▸ WORK ORDER: Among the lines listed below, count those that include the string "title", and state only the count.

[RECORDS]

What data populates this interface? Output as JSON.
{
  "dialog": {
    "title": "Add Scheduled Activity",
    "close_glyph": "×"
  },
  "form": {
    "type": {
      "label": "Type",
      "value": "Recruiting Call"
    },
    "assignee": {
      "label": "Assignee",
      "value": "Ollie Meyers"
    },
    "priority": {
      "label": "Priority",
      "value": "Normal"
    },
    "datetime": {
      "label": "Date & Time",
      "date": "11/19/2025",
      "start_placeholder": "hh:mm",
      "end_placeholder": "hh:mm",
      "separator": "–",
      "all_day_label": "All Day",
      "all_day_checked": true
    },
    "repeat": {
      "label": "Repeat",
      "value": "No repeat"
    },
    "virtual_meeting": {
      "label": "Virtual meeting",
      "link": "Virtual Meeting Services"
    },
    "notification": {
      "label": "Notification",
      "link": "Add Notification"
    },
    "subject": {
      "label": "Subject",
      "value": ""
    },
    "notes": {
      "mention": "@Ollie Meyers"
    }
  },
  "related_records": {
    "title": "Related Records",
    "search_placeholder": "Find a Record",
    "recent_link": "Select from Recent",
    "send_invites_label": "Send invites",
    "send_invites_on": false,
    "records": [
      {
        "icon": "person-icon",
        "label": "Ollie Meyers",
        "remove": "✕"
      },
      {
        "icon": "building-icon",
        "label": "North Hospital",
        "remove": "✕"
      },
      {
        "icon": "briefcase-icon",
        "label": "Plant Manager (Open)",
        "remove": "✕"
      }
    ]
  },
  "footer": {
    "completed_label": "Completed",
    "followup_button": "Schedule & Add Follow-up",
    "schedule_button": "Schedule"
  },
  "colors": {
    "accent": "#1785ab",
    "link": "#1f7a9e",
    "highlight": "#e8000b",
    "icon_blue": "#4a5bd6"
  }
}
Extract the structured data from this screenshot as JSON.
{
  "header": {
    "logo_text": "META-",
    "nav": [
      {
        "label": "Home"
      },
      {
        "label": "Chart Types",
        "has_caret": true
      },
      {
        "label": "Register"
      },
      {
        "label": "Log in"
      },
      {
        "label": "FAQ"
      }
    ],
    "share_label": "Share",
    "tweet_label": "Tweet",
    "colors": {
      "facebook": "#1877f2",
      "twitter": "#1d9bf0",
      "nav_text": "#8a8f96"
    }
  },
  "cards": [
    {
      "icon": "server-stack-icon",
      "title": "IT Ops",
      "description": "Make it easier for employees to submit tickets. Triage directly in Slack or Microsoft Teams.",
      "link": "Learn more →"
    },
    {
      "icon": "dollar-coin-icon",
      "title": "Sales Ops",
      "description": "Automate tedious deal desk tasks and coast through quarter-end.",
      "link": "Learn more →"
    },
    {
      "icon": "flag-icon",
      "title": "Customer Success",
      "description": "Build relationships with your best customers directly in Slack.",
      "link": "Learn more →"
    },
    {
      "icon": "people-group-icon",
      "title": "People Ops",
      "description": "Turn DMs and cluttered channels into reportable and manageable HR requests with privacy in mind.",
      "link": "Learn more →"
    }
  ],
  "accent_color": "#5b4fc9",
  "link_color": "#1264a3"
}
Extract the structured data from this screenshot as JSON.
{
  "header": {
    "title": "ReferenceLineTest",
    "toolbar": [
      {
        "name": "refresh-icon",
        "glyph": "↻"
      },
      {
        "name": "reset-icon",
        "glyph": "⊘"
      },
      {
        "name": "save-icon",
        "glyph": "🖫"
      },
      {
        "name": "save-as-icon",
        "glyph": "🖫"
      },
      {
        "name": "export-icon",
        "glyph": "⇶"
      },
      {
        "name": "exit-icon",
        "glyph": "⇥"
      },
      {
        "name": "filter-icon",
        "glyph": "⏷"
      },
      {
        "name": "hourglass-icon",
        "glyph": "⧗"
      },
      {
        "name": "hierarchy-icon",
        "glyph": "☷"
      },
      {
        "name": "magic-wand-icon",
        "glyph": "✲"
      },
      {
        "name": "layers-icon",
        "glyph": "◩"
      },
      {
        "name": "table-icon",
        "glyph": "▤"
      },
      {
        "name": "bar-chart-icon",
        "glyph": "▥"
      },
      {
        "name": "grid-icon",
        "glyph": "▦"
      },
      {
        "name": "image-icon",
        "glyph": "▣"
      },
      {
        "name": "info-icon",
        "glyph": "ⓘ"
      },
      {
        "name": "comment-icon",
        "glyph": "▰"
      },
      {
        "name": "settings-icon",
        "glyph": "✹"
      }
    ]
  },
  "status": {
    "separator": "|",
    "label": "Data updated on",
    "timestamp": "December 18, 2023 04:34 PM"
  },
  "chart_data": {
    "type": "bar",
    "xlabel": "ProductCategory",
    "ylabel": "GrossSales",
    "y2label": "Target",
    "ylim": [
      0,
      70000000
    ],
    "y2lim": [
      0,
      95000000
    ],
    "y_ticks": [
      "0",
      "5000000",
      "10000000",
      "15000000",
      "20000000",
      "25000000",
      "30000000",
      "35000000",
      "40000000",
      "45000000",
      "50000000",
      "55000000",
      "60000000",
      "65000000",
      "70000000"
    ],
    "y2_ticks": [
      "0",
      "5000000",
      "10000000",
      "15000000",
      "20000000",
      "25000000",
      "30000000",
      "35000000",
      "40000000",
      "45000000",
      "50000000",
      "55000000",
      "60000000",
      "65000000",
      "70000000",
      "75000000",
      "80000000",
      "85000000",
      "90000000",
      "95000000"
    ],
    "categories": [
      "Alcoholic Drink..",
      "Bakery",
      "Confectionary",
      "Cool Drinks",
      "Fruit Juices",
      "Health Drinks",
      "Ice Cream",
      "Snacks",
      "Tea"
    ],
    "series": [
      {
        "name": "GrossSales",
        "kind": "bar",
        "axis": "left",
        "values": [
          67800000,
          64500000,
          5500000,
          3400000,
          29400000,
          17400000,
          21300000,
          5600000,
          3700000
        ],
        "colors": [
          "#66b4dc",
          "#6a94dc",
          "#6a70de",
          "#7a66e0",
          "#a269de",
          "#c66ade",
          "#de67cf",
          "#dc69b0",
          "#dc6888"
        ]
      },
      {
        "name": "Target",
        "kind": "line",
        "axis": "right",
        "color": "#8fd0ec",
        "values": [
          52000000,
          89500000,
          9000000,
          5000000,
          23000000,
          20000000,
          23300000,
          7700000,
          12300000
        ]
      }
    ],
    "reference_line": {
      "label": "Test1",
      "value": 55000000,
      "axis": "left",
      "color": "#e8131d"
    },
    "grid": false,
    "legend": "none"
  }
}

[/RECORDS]

▸ EXERCISE SOLUTION: 7